A new word in the English language has recently been coined: investor-state. The term refers to corporations who have the power to sue nations before an jurisdictional tribunal for infringements on their commercial interest. Phillip Morris, for example, has sued Australia over that country’s rules requiring hazardous warning labels on cigarette packaging. http://theconversation.com/big-tobacco-vs-australia-philip-morris-scores-an-own-goal-4967)
Who are these investor-states? Well, besides Phillip Morris, Monsanto, the Bank of America, Chevron and Exxon Mobil are among them and they’ve been granted their power though a negotiated agreement known as the Trans-Pacific Partnership (TPP). Current members of this trade circle are Australia, Brunei, Chile, Canada, Japan, Malaysia, Mexico, New Zealand, Peru, Singapore, Vietnam and the United States.
Ironically, only 5 of the 29 measures in this agreement speak directly to trade issues. The other 24 reach into areas previously unthinkable. It restricts, for example, a sovereign nation’s ability to support local produce within its borders and proposes sweeping changes with regard to the internet. The United States government rejected SOPA, the bill that would have instituted rigid copyright laws on intellectual property, but those same rules are proposed under TPP.
That the negotiations underway lack transparency is an understatement. So far, the measures have been kept under lock and key. Even members of Congress are beginning to complain about the lack of information. Below is a 10 minute clip from Democracy Now which speaks to the issue:.
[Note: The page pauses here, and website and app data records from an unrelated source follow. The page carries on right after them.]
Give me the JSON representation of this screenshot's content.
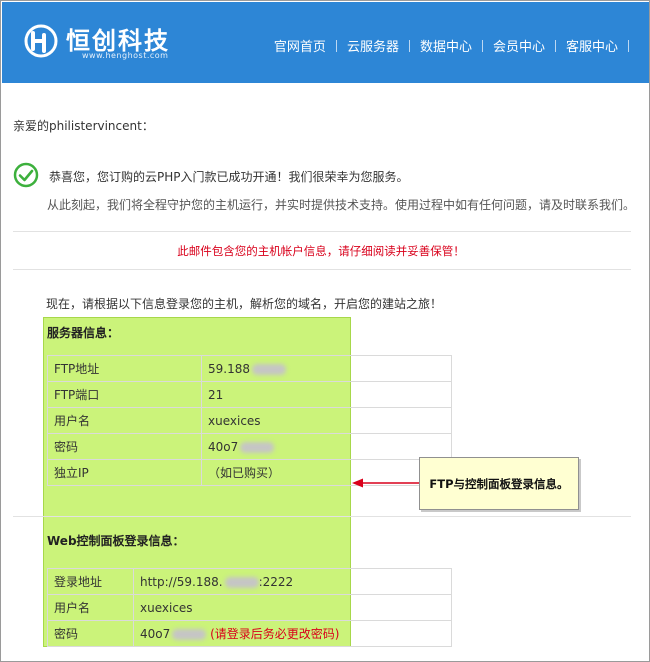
{
  "header": {
    "logo_text": "恒创科技",
    "logo_url": "www.henghost.com",
    "nav": [
      "官网首页",
      "云服务器",
      "数据中心",
      "会员中心",
      "客服中心"
    ],
    "bg_color": "#2d86d6"
  },
  "email": {
    "greeting": "亲爱的philistervincent：",
    "congrats": "恭喜您，您订购的云PHP入门款已成功开通！我们很荣幸为您服务。",
    "subtext": "从此刻起，我们将全程守护您的主机运行，并实时提供技术支持。使用过程中如有任何问题，请及时联系我们。",
    "warning": "此邮件包含您的主机帐户信息，请仔细阅读并妥善保管！",
    "intro": "现在，请根据以下信息登录您的主机，解析您的域名，开启您的建站之旅！"
  },
  "server_section": {
    "title": "服务器信息：",
    "rows": [
      {
        "label": "FTP地址",
        "value": "59.188"
      },
      {
        "label": "FTP端口",
        "value": "21"
      },
      {
        "label": "用户名",
        "value": "xuexices"
      },
      {
        "label": "密码",
        "value": "40o7"
      },
      {
        "label": "独立IP",
        "value": "（如已购买）"
      }
    ]
  },
  "web_section": {
    "title": "Web控制面板登录信息：",
    "rows": [
      {
        "label": "登录地址",
        "value": "http://59.188.",
        "suffix": ":2222"
      },
      {
        "label": "用户名",
        "value": "xuexices"
      },
      {
        "label": "密码",
        "value": "40o7",
        "note": "(请登录后务必更改密码)"
      }
    ]
  },
  "annotation": {
    "callout": "FTP与控制面板登录信息。",
    "highlight_color": "#cbf37a",
    "arrow_color": "#d9001b"
  }
}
In the United States, we have seen the consequences of giving corporations the same right to free speech as individuals. Giving them nation status is an idea that should keep everyone awake at night.
(Courtesy of www.theage.com.au)